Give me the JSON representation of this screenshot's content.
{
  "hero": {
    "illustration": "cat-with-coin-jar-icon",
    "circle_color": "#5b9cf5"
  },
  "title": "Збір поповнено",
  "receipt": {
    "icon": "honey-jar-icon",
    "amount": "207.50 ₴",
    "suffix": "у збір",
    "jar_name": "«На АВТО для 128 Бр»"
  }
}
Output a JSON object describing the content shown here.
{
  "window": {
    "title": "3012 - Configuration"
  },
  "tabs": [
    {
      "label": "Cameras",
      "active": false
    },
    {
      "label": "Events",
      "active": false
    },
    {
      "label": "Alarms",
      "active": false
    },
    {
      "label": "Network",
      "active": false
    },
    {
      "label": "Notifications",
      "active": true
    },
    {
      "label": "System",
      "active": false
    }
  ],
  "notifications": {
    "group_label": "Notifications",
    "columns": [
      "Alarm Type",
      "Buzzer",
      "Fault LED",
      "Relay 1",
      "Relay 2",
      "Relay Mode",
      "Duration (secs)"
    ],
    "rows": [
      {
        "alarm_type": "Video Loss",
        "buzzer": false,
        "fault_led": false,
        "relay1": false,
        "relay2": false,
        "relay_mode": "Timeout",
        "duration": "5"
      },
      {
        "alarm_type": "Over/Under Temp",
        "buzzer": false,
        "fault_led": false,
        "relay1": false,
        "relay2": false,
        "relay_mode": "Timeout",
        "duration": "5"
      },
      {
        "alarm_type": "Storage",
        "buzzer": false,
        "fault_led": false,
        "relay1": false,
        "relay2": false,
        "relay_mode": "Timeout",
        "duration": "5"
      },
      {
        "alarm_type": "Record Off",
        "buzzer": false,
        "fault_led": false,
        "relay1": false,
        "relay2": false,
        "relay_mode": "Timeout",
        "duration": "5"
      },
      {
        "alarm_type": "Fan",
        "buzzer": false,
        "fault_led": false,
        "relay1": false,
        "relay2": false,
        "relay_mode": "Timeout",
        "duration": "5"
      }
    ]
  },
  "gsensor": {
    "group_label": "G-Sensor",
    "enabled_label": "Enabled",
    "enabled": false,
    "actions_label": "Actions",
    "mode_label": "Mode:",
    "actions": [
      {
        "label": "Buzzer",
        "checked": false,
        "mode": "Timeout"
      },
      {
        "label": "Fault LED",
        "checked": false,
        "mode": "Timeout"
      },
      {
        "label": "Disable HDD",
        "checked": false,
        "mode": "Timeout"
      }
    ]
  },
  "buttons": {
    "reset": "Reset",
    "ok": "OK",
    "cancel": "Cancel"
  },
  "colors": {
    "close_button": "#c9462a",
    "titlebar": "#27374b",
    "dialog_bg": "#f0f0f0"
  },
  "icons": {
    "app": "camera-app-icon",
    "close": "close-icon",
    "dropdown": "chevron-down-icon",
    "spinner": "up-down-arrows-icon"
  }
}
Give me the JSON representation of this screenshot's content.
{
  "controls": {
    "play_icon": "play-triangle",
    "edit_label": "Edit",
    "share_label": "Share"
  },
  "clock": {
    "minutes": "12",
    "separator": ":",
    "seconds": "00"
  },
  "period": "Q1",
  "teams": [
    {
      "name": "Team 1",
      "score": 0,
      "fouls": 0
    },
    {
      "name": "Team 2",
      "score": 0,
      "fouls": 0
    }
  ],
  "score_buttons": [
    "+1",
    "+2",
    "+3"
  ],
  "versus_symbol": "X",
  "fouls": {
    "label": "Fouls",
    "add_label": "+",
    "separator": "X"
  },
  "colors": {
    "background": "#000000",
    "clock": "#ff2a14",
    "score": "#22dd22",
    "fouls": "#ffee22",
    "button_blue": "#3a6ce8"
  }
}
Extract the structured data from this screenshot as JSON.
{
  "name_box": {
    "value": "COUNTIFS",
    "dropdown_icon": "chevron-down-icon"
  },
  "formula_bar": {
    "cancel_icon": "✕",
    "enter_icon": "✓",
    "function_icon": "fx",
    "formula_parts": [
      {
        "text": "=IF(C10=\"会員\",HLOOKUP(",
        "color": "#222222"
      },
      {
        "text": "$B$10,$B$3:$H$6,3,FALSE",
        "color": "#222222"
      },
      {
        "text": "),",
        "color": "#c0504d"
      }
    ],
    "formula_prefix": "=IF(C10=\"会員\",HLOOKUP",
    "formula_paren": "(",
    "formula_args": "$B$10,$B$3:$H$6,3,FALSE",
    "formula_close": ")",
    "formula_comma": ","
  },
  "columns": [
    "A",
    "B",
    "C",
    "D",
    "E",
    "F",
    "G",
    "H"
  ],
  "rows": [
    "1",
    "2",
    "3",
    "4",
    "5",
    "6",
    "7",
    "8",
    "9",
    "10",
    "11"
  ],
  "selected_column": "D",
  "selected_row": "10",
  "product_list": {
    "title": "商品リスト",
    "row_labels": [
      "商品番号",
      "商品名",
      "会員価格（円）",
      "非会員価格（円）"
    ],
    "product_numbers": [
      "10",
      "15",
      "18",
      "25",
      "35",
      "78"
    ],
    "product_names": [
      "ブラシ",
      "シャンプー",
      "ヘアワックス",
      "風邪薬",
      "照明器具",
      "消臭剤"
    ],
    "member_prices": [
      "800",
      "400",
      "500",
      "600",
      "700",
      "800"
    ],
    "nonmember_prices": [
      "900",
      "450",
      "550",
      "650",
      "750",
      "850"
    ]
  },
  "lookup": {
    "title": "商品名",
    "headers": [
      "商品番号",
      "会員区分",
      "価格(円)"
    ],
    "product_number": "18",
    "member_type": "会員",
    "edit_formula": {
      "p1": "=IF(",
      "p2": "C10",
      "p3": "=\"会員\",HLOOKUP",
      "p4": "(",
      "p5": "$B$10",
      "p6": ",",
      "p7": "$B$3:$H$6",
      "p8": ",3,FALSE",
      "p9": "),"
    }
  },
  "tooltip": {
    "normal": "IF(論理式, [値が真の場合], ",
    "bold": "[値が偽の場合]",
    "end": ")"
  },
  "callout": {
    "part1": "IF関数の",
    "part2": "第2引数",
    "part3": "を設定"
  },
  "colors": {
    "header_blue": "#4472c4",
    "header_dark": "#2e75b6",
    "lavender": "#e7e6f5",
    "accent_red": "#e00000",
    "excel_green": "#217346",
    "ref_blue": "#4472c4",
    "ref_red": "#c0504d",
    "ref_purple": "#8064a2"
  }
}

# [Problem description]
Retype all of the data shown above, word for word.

# [Solution for this exercise]
Give me the JSON representation of this screenshot's content.
{
  "hero": {
    "illustration": "cat-with-coin-jar-icon",
    "circle_color": "#5b9cf5"
  },
  "title": "Збір поповнено",
  "receipt": {
    "icon": "honey-jar-icon",
    "amount": "207.50 ₴",
    "suffix": "у збір",
    "jar_name": "«На АВТО для 128 Бр»"
  }
}
Output a JSON object describing the content shown here.
{
  "window": {
    "title": "3012 - Configuration"
  },
  "tabs": [
    {
      "label": "Cameras",
      "active": false
    },
    {
      "label": "Events",
      "active": false
    },
    {
      "label": "Alarms",
      "active": false
    },
    {
      "label": "Network",
      "active": false
    },
    {
      "label": "Notifications",
      "active": true
    },
    {
      "label": "System",
      "active": false
    }
  ],
  "notifications": {
    "group_label": "Notifications",
    "columns": [
      "Alarm Type",
      "Buzzer",
      "Fault LED",
      "Relay 1",
      "Relay 2",
      "Relay Mode",
      "Duration (secs)"
    ],
    "rows": [
      {
        "alarm_type": "Video Loss",
        "buzzer": false,
        "fault_led": false,
        "relay1": false,
        "relay2": false,
        "relay_mode": "Timeout",
        "duration": "5"
      },
      {
        "alarm_type": "Over/Under Temp",
        "buzzer": false,
        "fault_led": false,
        "relay1": false,
        "relay2": false,
        "relay_mode": "Timeout",
        "duration": "5"
      },
      {
        "alarm_type": "Storage",
        "buzzer": false,
        "fault_led": false,
        "relay1": false,
        "relay2": false,
        "relay_mode": "Timeout",
        "duration": "5"
      },
      {
        "alarm_type": "Record Off",
        "buzzer": false,
        "fault_led": false,
        "relay1": false,
        "relay2": false,
        "relay_mode": "Timeout",
        "duration": "5"
      },
      {
        "alarm_type": "Fan",
        "buzzer": false,
        "fault_led": false,
        "relay1": false,
        "relay2": false,
        "relay_mode": "Timeout",
        "duration": "5"
      }
    ]
  },
  "gsensor": {
    "group_label": "G-Sensor",
    "enabled_label": "Enabled",
    "enabled": false,
    "actions_label": "Actions",
    "mode_label": "Mode:",
    "actions": [
      {
        "label": "Buzzer",
        "checked": false,
        "mode": "Timeout"
      },
      {
        "label": "Fault LED",
        "checked": false,
        "mode": "Timeout"
      },
      {
        "label": "Disable HDD",
        "checked": false,
        "mode": "Timeout"
      }
    ]
  },
  "buttons": {
    "reset": "Reset",
    "ok": "OK",
    "cancel": "Cancel"
  },
  "colors": {
    "close_button": "#c9462a",
    "titlebar": "#27374b",
    "dialog_bg": "#f0f0f0"
  },
  "icons": {
    "app": "camera-app-icon",
    "close": "close-icon",
    "dropdown": "chevron-down-icon",
    "spinner": "up-down-arrows-icon"
  }
}
Give me the JSON representation of this screenshot's content.
{
  "controls": {
    "play_icon": "play-triangle",
    "edit_label": "Edit",
    "share_label": "Share"
  },
  "clock": {
    "minutes": "12",
    "separator": ":",
    "seconds": "00"
  },
  "period": "Q1",
  "teams": [
    {
      "name": "Team 1",
      "score": 0,
      "fouls": 0
    },
    {
      "name": "Team 2",
      "score": 0,
      "fouls": 0
    }
  ],
  "score_buttons": [
    "+1",
    "+2",
    "+3"
  ],
  "versus_symbol": "X",
  "fouls": {
    "label": "Fouls",
    "add_label": "+",
    "separator": "X"
  },
  "colors": {
    "background": "#000000",
    "clock": "#ff2a14",
    "score": "#22dd22",
    "fouls": "#ffee22",
    "button_blue": "#3a6ce8"
  }
}
Extract the structured data from this screenshot as JSON.
{
  "name_box": {
    "value": "COUNTIFS",
    "dropdown_icon": "chevron-down-icon"
  },
  "formula_bar": {
    "cancel_icon": "✕",
    "enter_icon": "✓",
    "function_icon": "fx",
    "formula_parts": [
      {
        "text": "=IF(C10=\"会員\",HLOOKUP(",
        "color": "#222222"
      },
      {
        "text": "$B$10,$B$3:$H$6,3,FALSE",
        "color": "#222222"
      },
      {
        "text": "),",
        "color": "#c0504d"
      }
    ],
    "formula_prefix": "=IF(C10=\"会員\",HLOOKUP",
    "formula_paren": "(",
    "formula_args": "$B$10,$B$3:$H$6,3,FALSE",
    "formula_close": ")",
    "formula_comma": ","
  },
  "columns": [
    "A",
    "B",
    "C",
    "D",
    "E",
    "F",
    "G",
    "H"
  ],
  "rows": [
    "1",
    "2",
    "3",
    "4",
    "5",
    "6",
    "7",
    "8",
    "9",
    "10",
    "11"
  ],
  "selected_column": "D",
  "selected_row": "10",
  "product_list": {
    "title": "商品リスト",
    "row_labels": [
      "商品番号",
      "商品名",
      "会員価格（円）",
      "非会員価格（円）"
    ],
    "product_numbers": [
      "10",
      "15",
      "18",
      "25",
      "35",
      "78"
    ],
    "product_names": [
      "ブラシ",
      "シャンプー",
      "ヘアワックス",
      "風邪薬",
      "照明器具",
      "消臭剤"
    ],
    "member_prices": [
      "800",
      "400",
      "500",
      "600",
      "700",
      "800"
    ],
    "nonmember_prices": [
      "900",
      "450",
      "550",
      "650",
      "750",
      "850"
    ]
  },
  "lookup": {
    "title": "商品名",
    "headers": [
      "商品番号",
      "会員区分",
      "価格(円)"
    ],
    "product_number": "18",
    "member_type": "会員",
    "edit_formula": {
      "p1": "=IF(",
      "p2": "C10",
      "p3": "=\"会員\",HLOOKUP",
      "p4": "(",
      "p5": "$B$10",
      "p6": ",",
      "p7": "$B$3:$H$6",
      "p8": ",3,FALSE",
      "p9": "),"
    }
  },
  "tooltip": {
    "normal": "IF(論理式, [値が真の場合], ",
    "bold": "[値が偽の場合]",
    "end": ")"
  },
  "callout": {
    "part1": "IF関数の",
    "part2": "第2引数",
    "part3": "を設定"
  },
  "colors": {
    "header_blue": "#4472c4",
    "header_dark": "#2e75b6",
    "lavender": "#e7e6f5",
    "accent_red": "#e00000",
    "excel_green": "#217346",
    "ref_blue": "#4472c4",
    "ref_red": "#c0504d",
    "ref_purple": "#8064a2"
  }
}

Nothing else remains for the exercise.